- Articles & News
- For IT Pros
- Your Opinion
Last week we broke the story of RoboHornet, a new Web browser performance benchmark. Today, we chronicle the fallout of what is perhaps the worst-received benchmark launch in history, plus add the results of Microsoft's counter-move: RoboHornet Pro.
Holy train wreck, Batman! The end of September was one weird, wild week for Web browser news.
Despite RoboHornet being an independent GitHub project on paper, Microsoft and others aren't buying it. In possibly the fastest turnaround in development history, Microsoft has taken RoboHornet from first alpha release to "Pro" in less than 24 hours. In another surprising turn, Mozilla formally concurs with Redmond that RoboHornet's technical merits are questionable. Perhaps arch-rivals Microsoft and Mozilla finally realize that Google is their real enemy. After all, while the browser war veterans were busy battling each other, Chrome just waltzed through the front gates and usurped the throne.
Let's go through the wacky events of last week as they occurred:
Tuesday: Microsoft says "Thanks, but no thanks" to RoboHornet, dismissing the new test as a meaningless micro-benchmark that does not reflect real-world performance. Below is an excerpt from the IE Blog, and from the language used in the opening sentence, you can tell that Microsoft isn't buying the "independent benchmark" part:
Yesterday Google released its latest micro-benchmark, RoboHornet, in which Internet Explorer 10 scores rather well. While we appreciate the gesture, members of our engineering team took a look at the benchmark and found that RoboHornet isn’t all that representative of the performance users might encounter on real-world sites. Like all micro-benchmarks, RoboHornet is a lab test that only focuses on specific aspects of browser performance.
We decided to take the RoboHornet micro-benchmark and run it in the context of a real-world scenario. Using modern browser capabilities like CSS3 Animations, CSS3 Transforms, CSS3 Text Shadows, custom WOFF fonts, Unicode, Touch, and more, we created a site that looks a little bit like the familiar Matrix. We then ran the RoboHornet micro-benchmark in the context of this real website. While running both the Matrix and RoboHornet micro-benchmark at the same time, Chrome slows to a crawl and stops animating the screen, because it wasn’t designed to handle a benchmark load in the context of a real-world scenario. Meanwhile Internet Explorer 10 remains responsive, continues animating the screen, and finishes the test in less than half the time that Chrome does… We have made RoboHornet Pro available on IE Test Drive, so you can check it out for yourself.
Later that day Mozilla's Justin Lebar opened a bug on RoboHornet's GitHub page entitled Eliminate and outlaw micro-benchmarks where he states:
If you guys want us (in my case, Mozilla) to take robohornet seriously, I strongly recommend you write some macrobenchmarks and eliminate the microbenchmarks from your test suite.
Wednesday: Microsoft-affiliated steward, John David Dalton, drops all mention of Microsoft from his RoboHornet stewardship.
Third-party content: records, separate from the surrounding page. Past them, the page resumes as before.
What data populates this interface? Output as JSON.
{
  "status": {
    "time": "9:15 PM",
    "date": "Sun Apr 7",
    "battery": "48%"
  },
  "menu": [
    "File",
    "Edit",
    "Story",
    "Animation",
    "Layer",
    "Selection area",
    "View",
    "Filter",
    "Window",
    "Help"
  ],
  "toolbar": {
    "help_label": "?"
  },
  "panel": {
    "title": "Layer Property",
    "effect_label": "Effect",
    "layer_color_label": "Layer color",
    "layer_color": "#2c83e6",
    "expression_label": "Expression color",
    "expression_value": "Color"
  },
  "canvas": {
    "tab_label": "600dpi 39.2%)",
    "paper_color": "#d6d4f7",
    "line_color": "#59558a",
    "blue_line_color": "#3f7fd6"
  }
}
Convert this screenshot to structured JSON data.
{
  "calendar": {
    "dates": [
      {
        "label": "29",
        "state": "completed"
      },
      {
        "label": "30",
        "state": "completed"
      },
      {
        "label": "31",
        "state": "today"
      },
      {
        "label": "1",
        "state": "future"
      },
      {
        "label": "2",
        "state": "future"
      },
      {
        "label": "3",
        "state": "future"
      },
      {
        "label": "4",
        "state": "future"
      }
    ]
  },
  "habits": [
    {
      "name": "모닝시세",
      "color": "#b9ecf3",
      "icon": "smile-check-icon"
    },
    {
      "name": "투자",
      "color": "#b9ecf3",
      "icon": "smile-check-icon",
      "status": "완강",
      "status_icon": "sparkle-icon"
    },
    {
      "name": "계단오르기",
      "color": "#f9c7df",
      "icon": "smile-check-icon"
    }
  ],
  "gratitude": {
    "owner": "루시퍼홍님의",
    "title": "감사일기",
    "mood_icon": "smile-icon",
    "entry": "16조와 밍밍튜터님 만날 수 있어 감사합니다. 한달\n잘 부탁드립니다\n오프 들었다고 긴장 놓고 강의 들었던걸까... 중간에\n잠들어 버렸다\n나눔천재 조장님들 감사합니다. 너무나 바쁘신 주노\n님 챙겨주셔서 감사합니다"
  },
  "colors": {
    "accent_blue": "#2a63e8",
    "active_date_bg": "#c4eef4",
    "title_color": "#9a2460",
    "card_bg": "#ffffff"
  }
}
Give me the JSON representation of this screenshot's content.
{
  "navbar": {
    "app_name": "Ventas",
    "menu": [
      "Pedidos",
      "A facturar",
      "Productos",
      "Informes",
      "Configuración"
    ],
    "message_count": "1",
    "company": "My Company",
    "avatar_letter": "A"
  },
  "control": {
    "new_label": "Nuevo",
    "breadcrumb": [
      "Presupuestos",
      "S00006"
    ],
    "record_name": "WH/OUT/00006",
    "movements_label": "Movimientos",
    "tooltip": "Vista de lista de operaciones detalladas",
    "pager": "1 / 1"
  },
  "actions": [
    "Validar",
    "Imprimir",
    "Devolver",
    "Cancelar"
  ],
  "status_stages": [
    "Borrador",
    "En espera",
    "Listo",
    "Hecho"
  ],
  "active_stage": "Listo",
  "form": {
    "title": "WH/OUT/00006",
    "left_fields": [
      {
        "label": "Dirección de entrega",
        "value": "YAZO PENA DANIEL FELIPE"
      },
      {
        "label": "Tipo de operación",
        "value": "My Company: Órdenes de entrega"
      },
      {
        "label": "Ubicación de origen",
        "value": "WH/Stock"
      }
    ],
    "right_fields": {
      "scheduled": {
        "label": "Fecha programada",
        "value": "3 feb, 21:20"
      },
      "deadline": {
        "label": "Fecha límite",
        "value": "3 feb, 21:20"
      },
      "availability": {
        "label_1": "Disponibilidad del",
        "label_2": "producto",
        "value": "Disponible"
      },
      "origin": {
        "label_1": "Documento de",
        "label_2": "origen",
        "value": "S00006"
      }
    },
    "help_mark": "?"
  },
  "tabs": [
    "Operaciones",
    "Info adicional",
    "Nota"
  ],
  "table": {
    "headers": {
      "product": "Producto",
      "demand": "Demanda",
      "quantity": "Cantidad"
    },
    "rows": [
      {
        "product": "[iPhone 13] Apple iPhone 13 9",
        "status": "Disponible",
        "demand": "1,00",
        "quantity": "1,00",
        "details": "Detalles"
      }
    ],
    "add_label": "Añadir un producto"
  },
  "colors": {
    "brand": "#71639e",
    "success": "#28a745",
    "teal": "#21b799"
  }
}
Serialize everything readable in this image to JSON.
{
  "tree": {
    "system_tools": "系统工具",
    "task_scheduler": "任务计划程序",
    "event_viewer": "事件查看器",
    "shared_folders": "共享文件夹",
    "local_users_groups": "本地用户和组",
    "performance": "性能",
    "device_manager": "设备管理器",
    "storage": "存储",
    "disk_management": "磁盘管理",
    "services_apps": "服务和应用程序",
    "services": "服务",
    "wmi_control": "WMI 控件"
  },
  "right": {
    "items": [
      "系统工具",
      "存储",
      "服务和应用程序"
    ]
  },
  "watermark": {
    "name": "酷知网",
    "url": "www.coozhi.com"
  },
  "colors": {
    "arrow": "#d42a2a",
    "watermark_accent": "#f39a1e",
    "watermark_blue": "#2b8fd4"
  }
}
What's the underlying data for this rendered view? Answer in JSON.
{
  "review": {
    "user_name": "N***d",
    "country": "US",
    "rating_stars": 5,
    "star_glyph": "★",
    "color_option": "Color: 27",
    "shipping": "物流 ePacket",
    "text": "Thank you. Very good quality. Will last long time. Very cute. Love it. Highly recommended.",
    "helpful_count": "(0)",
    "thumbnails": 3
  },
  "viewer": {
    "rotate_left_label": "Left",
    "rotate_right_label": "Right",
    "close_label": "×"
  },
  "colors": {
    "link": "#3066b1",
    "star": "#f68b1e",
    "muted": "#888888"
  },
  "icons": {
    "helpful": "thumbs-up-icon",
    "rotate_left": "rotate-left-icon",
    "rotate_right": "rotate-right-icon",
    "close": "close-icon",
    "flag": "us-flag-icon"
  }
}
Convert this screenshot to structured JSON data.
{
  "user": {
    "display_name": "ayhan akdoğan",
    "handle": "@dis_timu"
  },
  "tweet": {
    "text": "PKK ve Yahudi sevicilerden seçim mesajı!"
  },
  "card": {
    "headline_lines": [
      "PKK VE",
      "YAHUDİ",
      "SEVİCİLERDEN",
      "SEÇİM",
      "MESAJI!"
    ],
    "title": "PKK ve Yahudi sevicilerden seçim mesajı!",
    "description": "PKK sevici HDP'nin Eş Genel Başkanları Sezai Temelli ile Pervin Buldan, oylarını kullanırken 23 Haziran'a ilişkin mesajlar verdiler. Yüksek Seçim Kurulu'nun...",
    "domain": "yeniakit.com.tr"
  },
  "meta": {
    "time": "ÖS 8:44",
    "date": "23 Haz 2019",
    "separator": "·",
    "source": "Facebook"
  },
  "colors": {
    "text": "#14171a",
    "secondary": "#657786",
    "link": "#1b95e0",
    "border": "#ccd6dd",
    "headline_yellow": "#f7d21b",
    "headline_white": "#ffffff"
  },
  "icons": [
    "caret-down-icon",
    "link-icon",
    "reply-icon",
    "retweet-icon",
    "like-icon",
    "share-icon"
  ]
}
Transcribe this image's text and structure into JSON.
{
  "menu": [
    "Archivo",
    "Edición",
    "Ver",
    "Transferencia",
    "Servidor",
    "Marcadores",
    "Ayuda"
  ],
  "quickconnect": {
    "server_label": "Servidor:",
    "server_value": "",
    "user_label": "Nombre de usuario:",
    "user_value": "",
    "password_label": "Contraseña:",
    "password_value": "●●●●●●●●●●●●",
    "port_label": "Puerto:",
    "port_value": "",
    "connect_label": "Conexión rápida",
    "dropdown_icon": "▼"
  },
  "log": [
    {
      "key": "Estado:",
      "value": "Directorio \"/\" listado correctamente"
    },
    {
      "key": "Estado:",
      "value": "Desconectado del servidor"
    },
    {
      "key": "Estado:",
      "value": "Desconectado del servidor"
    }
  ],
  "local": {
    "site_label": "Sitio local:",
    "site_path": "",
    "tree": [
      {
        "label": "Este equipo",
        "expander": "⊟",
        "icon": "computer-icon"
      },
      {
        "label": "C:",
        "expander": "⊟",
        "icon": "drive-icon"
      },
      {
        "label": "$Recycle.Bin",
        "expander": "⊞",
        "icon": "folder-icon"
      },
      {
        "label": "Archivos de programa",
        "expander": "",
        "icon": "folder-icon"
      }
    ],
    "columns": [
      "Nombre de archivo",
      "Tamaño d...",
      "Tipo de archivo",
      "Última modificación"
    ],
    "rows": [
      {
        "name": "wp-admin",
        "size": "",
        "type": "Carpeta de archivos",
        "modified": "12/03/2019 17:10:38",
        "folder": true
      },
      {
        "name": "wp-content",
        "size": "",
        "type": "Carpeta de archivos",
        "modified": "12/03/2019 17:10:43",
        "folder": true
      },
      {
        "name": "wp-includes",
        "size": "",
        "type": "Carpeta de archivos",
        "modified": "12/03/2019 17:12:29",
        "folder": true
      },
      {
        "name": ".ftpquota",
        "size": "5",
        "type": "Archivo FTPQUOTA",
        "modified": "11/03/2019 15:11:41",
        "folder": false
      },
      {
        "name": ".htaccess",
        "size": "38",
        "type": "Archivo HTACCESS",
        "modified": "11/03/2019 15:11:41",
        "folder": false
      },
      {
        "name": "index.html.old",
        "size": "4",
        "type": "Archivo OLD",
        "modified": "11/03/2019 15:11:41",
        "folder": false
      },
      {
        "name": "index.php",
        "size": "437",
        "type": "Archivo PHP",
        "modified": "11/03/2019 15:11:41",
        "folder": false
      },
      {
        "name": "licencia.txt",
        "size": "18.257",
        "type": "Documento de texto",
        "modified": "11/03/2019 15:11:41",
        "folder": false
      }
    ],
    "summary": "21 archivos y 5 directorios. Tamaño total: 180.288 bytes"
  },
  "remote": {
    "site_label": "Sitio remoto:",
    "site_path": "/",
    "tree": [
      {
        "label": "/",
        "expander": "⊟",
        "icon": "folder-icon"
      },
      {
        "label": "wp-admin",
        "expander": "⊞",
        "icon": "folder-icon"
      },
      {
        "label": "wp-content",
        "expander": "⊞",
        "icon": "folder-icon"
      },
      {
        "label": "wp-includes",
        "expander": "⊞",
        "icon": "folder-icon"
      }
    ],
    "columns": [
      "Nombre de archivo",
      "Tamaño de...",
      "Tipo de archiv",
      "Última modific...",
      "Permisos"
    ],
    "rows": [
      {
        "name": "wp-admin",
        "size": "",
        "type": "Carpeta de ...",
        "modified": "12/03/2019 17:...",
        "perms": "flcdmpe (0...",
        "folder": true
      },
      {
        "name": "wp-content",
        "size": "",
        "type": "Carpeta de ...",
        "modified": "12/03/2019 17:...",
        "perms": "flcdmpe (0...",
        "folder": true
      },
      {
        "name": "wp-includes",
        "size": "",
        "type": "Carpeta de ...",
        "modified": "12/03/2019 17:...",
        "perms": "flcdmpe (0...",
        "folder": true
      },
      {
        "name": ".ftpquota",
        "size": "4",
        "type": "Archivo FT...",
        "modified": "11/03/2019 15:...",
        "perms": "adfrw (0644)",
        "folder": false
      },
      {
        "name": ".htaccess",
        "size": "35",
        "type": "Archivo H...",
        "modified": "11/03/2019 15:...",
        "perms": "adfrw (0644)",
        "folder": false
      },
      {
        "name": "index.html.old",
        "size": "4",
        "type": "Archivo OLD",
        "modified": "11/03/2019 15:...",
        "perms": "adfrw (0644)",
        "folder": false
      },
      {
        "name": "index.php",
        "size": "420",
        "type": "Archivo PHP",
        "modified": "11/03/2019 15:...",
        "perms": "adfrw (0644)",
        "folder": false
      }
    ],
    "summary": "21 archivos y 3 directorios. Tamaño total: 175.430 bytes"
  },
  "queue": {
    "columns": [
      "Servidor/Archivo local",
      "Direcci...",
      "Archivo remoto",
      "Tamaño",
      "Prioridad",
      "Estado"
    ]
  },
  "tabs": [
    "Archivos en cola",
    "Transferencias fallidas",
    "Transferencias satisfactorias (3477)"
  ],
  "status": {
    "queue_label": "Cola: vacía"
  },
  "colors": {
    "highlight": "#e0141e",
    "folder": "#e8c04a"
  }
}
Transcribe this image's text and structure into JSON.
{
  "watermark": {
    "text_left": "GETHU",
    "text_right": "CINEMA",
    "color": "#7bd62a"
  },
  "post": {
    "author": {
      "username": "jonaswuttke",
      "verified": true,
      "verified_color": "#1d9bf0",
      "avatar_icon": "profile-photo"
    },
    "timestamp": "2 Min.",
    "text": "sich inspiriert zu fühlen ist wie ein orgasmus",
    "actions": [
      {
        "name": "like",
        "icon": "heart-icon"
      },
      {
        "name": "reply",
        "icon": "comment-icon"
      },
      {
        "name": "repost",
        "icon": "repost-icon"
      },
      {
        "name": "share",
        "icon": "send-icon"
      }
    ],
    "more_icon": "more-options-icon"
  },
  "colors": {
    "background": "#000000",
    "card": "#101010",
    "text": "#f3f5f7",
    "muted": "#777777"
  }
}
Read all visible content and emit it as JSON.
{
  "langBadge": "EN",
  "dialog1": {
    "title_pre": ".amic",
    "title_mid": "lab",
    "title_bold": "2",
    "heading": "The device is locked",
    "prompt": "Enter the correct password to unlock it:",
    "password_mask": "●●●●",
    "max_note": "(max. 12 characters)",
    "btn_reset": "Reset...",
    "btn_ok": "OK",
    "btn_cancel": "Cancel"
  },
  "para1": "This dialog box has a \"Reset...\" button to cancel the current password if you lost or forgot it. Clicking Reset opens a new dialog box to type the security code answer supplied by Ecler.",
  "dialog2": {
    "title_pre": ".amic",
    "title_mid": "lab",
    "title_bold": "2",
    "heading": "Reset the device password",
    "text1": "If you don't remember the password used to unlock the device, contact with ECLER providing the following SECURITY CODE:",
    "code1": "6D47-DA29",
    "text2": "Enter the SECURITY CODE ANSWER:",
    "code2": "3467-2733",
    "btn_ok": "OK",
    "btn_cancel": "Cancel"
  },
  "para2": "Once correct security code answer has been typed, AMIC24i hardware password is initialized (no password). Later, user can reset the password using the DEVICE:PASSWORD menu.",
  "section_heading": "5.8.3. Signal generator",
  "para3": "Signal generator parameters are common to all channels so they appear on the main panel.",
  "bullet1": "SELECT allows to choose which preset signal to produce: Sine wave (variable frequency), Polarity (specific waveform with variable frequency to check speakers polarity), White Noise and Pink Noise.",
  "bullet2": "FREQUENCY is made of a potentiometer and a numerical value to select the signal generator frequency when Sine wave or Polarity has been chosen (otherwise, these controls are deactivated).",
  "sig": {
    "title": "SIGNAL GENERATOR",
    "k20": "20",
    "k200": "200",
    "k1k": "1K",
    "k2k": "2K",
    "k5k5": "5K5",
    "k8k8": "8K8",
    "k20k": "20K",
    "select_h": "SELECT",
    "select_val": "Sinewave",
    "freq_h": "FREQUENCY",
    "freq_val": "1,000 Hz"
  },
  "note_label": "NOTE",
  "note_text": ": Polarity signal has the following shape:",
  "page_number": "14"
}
Meanwhile, the Mozilla steward, Daniel Buchner, leaves the committee entirely.
Today: We have Mozilla's official response to the RoboHornet debacle:
There are a lot of benchmarks out there and different benchmarks for the same particular task can behave very differently. Many benchmarks are self-serving, in that the creators will typically pick out a set of programs that they think are worthwhile to get faster on and then only after turning these workloads share them with the wider community. However, what developers and browser implementers really need to have here is good benchmarks that allow us to better see holistic performance. We'd like to see more benchmarks created that focus on the entire consumer experience--for example, benchmarks that focus on interaction with the browser, popular web applications or sites, and common tasks like panning and zooming on mobile.
Micro-benchmarks, like RoboHornet, do not accurately reflect the user experience on the Web. RoboHornet aims to measure real performance, but it falls short. RoboHornet is currently 17 micro-benchmarks, each of which measures one thing that a website can do. But real websites do hundreds and thousands of things, so almost all of them are entirely unaccounted for by RoboHornet. RoboHornet lists some things that are currently slow in browsers and points them out for attention from vendors. That's a useful service, but it's not the same as accurately representing real performance.
It is still unclear what exactly Mozilla thinks about Microsoft's RoboHornet Pro, but now that results are published, we'll ask for a statement and update the story accordingly.
Of the remaining top five browser vendors, Opera refuses to comment, and Apple cannot be reached.
RoboHornet Pro is already off to a better start than RoboHornet because it works with so many more browsers than the original test. We are now able to include results from the Windows 8 Metro versions of Chrome and IE10, as well as Maxthon and Sleipnir on both Windows and OS X. iOS browsers can now run the test as well. We've included Yahoo! Axis, Google Chrome, Dolphin, Mozilla Firefox, Maxthon, Apple Safari, and Sleipnir. While Android loses its stock browser, it retains Chrome and gains Opera Mobile.
Let's quickly recap the test setup, and then see how all these browsers fare on RoboHornet Pro.